- WORK TASK: Output the records again verbatim.

- RECORD EXTRACTS:

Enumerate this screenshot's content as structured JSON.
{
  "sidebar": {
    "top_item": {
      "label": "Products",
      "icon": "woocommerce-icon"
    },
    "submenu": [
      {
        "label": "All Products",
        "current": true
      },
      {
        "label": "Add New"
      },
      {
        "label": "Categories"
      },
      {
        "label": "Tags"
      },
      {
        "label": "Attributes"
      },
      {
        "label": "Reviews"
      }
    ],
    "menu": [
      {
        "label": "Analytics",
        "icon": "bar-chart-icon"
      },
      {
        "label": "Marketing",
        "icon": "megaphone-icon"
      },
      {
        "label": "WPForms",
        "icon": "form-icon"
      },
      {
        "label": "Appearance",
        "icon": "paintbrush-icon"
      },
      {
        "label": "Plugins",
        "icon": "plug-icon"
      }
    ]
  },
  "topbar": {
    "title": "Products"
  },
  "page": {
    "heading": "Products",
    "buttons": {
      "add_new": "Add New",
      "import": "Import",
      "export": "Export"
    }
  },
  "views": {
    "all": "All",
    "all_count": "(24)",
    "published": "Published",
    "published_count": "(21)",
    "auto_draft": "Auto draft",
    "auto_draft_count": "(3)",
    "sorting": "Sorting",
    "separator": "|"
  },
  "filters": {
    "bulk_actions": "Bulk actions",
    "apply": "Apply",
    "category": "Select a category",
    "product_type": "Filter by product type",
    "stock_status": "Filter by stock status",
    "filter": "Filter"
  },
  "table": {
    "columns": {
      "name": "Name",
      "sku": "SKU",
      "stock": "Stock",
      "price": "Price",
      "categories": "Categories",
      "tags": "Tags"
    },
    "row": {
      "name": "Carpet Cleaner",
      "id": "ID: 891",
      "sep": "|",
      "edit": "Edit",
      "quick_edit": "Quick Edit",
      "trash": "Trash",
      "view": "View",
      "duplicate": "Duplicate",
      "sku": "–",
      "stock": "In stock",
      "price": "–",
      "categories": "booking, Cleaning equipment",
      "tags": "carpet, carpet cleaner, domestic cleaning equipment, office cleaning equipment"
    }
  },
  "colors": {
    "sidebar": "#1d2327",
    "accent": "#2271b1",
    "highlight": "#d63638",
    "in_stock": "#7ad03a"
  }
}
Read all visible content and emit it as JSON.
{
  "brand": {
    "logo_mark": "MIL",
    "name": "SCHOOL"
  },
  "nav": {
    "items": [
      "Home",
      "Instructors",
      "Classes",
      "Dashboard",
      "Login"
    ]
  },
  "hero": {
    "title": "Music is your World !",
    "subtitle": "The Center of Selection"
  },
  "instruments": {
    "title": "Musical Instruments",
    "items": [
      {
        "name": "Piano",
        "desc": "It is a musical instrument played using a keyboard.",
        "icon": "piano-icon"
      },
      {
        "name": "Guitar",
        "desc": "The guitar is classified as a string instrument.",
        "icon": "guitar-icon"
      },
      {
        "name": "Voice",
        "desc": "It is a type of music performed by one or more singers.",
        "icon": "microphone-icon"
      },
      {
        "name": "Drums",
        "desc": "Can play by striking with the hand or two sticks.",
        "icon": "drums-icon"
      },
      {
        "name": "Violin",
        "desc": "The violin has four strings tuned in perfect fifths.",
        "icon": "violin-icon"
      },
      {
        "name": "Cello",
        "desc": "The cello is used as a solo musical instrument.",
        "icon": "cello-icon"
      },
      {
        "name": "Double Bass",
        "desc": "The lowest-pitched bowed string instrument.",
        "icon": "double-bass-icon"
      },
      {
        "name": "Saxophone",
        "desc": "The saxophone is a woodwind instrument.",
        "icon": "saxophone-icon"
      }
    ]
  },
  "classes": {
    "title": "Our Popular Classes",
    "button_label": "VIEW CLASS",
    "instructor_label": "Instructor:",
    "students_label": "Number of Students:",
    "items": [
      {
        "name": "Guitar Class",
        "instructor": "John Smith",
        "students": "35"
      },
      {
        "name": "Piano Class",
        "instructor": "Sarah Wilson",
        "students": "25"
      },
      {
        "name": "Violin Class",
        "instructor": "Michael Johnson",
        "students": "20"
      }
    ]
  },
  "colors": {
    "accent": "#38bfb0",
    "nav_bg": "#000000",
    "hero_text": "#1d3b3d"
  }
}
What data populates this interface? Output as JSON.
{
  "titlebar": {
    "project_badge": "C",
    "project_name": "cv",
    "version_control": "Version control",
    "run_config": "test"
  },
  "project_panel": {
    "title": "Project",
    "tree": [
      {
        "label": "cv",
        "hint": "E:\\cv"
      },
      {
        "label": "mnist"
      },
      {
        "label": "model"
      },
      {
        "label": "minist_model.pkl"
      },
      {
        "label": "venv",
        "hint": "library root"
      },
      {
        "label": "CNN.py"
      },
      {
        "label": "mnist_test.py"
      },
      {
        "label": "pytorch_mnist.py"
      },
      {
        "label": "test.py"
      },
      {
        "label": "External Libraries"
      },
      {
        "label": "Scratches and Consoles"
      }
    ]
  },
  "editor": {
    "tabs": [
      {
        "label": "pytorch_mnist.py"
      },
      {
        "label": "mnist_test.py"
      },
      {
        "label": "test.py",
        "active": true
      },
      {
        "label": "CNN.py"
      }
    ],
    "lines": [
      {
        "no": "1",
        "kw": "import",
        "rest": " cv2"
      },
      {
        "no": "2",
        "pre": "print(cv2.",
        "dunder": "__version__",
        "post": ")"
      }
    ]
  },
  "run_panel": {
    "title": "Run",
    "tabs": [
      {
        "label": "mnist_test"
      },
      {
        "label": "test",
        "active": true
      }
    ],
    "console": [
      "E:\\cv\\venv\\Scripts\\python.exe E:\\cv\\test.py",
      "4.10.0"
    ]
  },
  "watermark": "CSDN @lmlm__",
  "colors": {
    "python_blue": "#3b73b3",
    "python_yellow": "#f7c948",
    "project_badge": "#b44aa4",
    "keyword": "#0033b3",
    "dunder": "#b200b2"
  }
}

- TASK RESULT:
Enumerate this screenshot's content as structured JSON.
{
  "sidebar": {
    "top_item": {
      "label": "Products",
      "icon": "woocommerce-icon"
    },
    "submenu": [
      {
        "label": "All Products",
        "current": true
      },
      {
        "label": "Add New"
      },
      {
        "label": "Categories"
      },
      {
        "label": "Tags"
      },
      {
        "label": "Attributes"
      },
      {
        "label": "Reviews"
      }
    ],
    "menu": [
      {
        "label": "Analytics",
        "icon": "bar-chart-icon"
      },
      {
        "label": "Marketing",
        "icon": "megaphone-icon"
      },
      {
        "label": "WPForms",
        "icon": "form-icon"
      },
      {
        "label": "Appearance",
        "icon": "paintbrush-icon"
      },
      {
        "label": "Plugins",
        "icon": "plug-icon"
      }
    ]
  },
  "topbar": {
    "title": "Products"
  },
  "page": {
    "heading": "Products",
    "buttons": {
      "add_new": "Add New",
      "import": "Import",
      "export": "Export"
    }
  },
  "views": {
    "all": "All",
    "all_count": "(24)",
    "published": "Published",
    "published_count": "(21)",
    "auto_draft": "Auto draft",
    "auto_draft_count": "(3)",
    "sorting": "Sorting",
    "separator": "|"
  },
  "filters": {
    "bulk_actions": "Bulk actions",
    "apply": "Apply",
    "category": "Select a category",
    "product_type": "Filter by product type",
    "stock_status": "Filter by stock status",
    "filter": "Filter"
  },
  "table": {
    "columns": {
      "name": "Name",
      "sku": "SKU",
      "stock": "Stock",
      "price": "Price",
      "categories": "Categories",
      "tags": "Tags"
    },
    "row": {
      "name": "Carpet Cleaner",
      "id": "ID: 891",
      "sep": "|",
      "edit": "Edit",
      "quick_edit": "Quick Edit",
      "trash": "Trash",
      "view": "View",
      "duplicate": "Duplicate",
      "sku": "–",
      "stock": "In stock",
      "price": "–",
      "categories": "booking, Cleaning equipment",
      "tags": "carpet, carpet cleaner, domestic cleaning equipment, office cleaning equipment"
    }
  },
  "colors": {
    "sidebar": "#1d2327",
    "accent": "#2271b1",
    "highlight": "#d63638",
    "in_stock": "#7ad03a"
  }
}
Read all visible content and emit it as JSON.
{
  "brand": {
    "logo_mark": "MIL",
    "name": "SCHOOL"
  },
  "nav": {
    "items": [
      "Home",
      "Instructors",
      "Classes",
      "Dashboard",
      "Login"
    ]
  },
  "hero": {
    "title": "Music is your World !",
    "subtitle": "The Center of Selection"
  },
  "instruments": {
    "title": "Musical Instruments",
    "items": [
      {
        "name": "Piano",
        "desc": "It is a musical instrument played using a keyboard.",
        "icon": "piano-icon"
      },
      {
        "name": "Guitar",
        "desc": "The guitar is classified as a string instrument.",
        "icon": "guitar-icon"
      },
      {
        "name": "Voice",
        "desc": "It is a type of music performed by one or more singers.",
        "icon": "microphone-icon"
      },
      {
        "name": "Drums",
        "desc": "Can play by striking with the hand or two sticks.",
        "icon": "drums-icon"
      },
      {
        "name": "Violin",
        "desc": "The violin has four strings tuned in perfect fifths.",
        "icon": "violin-icon"
      },
      {
        "name": "Cello",
        "desc": "The cello is used as a solo musical instrument.",
        "icon": "cello-icon"
      },
      {
        "name": "Double Bass",
        "desc": "The lowest-pitched bowed string instrument.",
        "icon": "double-bass-icon"
      },
      {
        "name": "Saxophone",
        "desc": "The saxophone is a woodwind instrument.",
        "icon": "saxophone-icon"
      }
    ]
  },
  "classes": {
    "title": "Our Popular Classes",
    "button_label": "VIEW CLASS",
    "instructor_label": "Instructor:",
    "students_label": "Number of Students:",
    "items": [
      {
        "name": "Guitar Class",
        "instructor": "John Smith",
        "students": "35"
      },
      {
        "name": "Piano Class",
        "instructor": "Sarah Wilson",
        "students": "25"
      },
      {
        "name": "Violin Class",
        "instructor": "Michael Johnson",
        "students": "20"
      }
    ]
  },
  "colors": {
    "accent": "#38bfb0",
    "nav_bg": "#000000",
    "hero_text": "#1d3b3d"
  }
}
What data populates this interface? Output as JSON.
{
  "titlebar": {
    "project_badge": "C",
    "project_name": "cv",
    "version_control": "Version control",
    "run_config": "test"
  },
  "project_panel": {
    "title": "Project",
    "tree": [
      {
        "label": "cv",
        "hint": "E:\\cv"
      },
      {
        "label": "mnist"
      },
      {
        "label": "model"
      },
      {
        "label": "minist_model.pkl"
      },
      {
        "label": "venv",
        "hint": "library root"
      },
      {
        "label": "CNN.py"
      },
      {
        "label": "mnist_test.py"
      },
      {
        "label": "pytorch_mnist.py"
      },
      {
        "label": "test.py"
      },
      {
        "label": "External Libraries"
      },
      {
        "label": "Scratches and Consoles"
      }
    ]
  },
  "editor": {
    "tabs": [
      {
        "label": "pytorch_mnist.py"
      },
      {
        "label": "mnist_test.py"
      },
      {
        "label": "test.py",
        "active": true
      },
      {
        "label": "CNN.py"
      }
    ],
    "lines": [
      {
        "no": "1",
        "kw": "import",
        "rest": " cv2"
      },
      {
        "no": "2",
        "pre": "print(cv2.",
        "dunder": "__version__",
        "post": ")"
      }
    ]
  },
  "run_panel": {
    "title": "Run",
    "tabs": [
      {
        "label": "mnist_test"
      },
      {
        "label": "test",
        "active": true
      }
    ],
    "console": [
      "E:\\cv\\venv\\Scripts\\python.exe E:\\cv\\test.py",
      "4.10.0"
    ]
  },
  "watermark": "CSDN @lmlm__",
  "colors": {
    "python_blue": "#3b73b3",
    "python_yellow": "#f7c948",
    "project_badge": "#b44aa4",
    "keyword": "#0033b3",
    "dunder": "#b200b2"
  }
}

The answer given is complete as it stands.